Using the entries that follow, collect the lines where the word "Admin" appears.

Data records for software interfaces
--------------------------------------------------
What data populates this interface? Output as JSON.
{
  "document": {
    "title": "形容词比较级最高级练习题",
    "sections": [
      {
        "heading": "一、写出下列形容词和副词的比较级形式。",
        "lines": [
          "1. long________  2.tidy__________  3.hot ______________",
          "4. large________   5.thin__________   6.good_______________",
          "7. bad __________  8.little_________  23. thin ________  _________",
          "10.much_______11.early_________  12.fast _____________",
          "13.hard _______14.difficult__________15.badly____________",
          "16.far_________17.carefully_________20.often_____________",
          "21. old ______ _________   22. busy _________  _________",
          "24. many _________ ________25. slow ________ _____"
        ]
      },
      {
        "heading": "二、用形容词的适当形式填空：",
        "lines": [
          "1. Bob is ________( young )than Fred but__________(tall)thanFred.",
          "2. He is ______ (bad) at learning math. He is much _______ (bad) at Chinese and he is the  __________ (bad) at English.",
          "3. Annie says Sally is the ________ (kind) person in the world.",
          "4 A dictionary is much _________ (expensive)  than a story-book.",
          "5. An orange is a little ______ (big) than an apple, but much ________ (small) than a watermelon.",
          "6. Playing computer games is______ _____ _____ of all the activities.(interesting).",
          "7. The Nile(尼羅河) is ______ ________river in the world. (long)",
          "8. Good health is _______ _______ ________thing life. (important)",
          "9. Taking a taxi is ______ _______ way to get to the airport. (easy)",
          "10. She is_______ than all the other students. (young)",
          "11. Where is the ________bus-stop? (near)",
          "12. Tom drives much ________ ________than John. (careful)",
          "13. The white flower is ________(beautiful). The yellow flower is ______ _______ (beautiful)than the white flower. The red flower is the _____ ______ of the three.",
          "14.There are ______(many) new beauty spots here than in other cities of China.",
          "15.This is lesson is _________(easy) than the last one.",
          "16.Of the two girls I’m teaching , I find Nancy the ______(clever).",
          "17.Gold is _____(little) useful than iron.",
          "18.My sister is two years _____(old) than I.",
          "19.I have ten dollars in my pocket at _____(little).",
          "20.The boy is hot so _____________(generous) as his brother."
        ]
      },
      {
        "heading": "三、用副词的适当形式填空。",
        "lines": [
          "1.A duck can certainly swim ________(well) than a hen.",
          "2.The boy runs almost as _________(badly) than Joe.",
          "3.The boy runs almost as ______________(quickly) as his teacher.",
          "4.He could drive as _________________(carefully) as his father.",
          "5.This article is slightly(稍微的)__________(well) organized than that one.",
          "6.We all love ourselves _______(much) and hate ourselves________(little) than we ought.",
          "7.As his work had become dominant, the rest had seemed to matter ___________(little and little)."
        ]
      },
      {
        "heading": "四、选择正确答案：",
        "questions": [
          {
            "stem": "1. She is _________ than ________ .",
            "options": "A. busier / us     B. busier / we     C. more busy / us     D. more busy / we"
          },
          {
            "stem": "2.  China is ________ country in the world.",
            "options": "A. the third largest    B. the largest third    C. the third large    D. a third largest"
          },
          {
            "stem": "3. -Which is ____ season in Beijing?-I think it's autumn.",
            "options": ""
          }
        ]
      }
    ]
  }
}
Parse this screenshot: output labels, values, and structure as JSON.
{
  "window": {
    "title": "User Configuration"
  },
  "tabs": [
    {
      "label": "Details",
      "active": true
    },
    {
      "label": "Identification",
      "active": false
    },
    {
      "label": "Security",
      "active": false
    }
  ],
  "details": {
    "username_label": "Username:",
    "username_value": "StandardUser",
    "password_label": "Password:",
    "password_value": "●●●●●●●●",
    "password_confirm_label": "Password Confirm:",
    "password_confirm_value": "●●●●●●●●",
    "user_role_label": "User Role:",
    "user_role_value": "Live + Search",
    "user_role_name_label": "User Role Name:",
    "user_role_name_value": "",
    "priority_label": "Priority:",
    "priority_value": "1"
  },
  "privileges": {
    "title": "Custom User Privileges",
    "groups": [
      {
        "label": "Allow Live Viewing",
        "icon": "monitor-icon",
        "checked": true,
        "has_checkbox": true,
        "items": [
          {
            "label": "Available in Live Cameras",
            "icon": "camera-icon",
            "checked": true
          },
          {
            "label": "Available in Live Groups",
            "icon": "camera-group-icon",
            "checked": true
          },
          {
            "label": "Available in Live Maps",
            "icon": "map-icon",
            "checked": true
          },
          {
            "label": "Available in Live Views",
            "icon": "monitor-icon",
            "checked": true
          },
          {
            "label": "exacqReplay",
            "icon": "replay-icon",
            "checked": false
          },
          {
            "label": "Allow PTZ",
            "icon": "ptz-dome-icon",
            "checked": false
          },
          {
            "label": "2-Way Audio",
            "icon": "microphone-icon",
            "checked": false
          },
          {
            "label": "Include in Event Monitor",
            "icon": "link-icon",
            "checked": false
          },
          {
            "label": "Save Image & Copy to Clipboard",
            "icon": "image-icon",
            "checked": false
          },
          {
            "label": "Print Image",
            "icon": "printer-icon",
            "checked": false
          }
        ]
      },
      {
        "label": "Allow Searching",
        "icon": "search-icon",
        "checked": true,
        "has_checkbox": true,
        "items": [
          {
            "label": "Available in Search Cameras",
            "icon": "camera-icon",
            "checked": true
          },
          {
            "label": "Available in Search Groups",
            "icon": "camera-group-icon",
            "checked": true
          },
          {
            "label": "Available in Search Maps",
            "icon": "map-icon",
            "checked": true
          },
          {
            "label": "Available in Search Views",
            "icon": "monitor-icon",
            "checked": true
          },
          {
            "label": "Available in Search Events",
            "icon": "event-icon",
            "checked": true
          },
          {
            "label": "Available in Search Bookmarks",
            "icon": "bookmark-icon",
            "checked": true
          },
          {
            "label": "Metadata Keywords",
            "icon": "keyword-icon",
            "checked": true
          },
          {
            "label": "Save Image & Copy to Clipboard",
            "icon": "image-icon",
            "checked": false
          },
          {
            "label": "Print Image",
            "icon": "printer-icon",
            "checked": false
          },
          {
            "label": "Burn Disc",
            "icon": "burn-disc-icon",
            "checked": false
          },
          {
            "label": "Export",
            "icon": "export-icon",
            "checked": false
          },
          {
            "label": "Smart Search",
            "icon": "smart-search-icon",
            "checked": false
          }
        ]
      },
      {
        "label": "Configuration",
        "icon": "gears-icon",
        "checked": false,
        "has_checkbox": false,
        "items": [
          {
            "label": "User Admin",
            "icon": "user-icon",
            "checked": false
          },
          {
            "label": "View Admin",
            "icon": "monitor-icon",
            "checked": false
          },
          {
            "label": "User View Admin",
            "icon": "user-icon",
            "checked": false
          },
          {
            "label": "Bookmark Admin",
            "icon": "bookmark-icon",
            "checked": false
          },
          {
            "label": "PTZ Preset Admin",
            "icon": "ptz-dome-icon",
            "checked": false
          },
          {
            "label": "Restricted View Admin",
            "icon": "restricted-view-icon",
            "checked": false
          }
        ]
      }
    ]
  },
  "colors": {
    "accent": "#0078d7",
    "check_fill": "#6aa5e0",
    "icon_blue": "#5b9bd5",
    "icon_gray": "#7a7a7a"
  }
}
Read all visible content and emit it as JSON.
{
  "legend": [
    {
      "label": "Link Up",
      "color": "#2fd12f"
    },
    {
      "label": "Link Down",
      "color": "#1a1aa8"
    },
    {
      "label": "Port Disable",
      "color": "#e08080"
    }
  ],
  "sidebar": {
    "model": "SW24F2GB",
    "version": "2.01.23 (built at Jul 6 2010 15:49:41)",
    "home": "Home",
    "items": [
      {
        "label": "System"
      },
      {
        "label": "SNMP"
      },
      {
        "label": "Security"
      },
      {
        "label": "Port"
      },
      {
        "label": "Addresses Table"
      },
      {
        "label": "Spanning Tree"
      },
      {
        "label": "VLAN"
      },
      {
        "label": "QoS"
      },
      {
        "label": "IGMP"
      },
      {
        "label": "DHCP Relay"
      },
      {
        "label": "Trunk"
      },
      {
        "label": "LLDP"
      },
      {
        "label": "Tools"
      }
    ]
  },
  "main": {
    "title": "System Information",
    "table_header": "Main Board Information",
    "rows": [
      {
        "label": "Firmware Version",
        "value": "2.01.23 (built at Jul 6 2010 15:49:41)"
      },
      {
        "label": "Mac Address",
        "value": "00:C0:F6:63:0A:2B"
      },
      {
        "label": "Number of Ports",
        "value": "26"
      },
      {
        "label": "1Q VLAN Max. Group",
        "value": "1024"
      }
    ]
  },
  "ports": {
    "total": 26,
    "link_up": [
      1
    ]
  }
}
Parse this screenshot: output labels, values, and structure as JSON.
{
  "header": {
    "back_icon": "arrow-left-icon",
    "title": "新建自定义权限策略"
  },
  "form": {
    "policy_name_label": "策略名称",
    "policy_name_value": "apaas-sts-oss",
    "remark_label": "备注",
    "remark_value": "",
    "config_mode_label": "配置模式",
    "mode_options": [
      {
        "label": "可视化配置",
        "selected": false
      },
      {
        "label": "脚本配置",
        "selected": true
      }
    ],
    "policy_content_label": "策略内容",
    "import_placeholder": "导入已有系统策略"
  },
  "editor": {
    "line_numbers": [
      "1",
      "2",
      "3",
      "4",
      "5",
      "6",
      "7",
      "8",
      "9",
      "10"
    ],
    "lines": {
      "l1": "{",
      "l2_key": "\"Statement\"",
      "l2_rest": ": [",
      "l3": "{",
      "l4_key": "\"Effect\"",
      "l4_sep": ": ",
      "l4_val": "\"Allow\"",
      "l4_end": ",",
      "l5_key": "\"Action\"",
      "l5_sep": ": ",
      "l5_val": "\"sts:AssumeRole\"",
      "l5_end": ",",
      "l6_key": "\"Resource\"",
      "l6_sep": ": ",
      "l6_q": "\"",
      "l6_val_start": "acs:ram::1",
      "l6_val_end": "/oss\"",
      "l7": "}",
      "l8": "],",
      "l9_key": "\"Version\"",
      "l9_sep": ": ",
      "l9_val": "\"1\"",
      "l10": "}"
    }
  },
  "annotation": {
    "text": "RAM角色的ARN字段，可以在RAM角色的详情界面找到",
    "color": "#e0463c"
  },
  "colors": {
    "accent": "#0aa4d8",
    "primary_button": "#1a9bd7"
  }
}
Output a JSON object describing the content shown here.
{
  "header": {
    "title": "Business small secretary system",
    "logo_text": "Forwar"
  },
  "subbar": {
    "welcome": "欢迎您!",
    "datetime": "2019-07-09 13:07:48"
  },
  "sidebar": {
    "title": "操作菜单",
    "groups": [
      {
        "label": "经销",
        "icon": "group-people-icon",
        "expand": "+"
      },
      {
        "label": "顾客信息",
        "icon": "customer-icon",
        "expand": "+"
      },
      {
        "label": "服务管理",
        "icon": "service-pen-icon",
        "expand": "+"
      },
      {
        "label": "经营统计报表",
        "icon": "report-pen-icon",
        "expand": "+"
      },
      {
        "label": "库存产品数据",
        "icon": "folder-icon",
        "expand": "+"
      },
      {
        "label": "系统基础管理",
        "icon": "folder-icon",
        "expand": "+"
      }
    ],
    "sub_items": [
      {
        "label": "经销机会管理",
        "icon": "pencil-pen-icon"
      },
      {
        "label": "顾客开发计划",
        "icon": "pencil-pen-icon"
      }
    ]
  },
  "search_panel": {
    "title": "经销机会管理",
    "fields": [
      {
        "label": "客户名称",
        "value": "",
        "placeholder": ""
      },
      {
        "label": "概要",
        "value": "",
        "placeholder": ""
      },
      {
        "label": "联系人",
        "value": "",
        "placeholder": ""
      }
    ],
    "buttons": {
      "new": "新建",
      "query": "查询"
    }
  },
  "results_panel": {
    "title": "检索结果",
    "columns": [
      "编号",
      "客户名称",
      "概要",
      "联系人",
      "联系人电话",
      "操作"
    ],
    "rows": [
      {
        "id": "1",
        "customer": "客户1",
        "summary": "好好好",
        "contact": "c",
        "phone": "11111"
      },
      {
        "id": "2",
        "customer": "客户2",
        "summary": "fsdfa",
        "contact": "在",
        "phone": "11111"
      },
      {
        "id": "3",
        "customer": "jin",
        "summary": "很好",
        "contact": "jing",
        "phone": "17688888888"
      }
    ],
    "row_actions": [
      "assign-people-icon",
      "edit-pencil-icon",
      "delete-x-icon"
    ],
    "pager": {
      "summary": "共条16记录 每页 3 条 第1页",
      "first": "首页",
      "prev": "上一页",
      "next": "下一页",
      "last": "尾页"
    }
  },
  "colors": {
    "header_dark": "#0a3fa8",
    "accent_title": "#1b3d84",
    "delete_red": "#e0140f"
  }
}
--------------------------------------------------
__Exercise answer__
            "label": "User Admin",
            "label": "View Admin",
            "label": "User View Admin",
            "label": "Bookmark Admin",
            "label": "PTZ Preset Admin",
            "label": "Restricted View Admin",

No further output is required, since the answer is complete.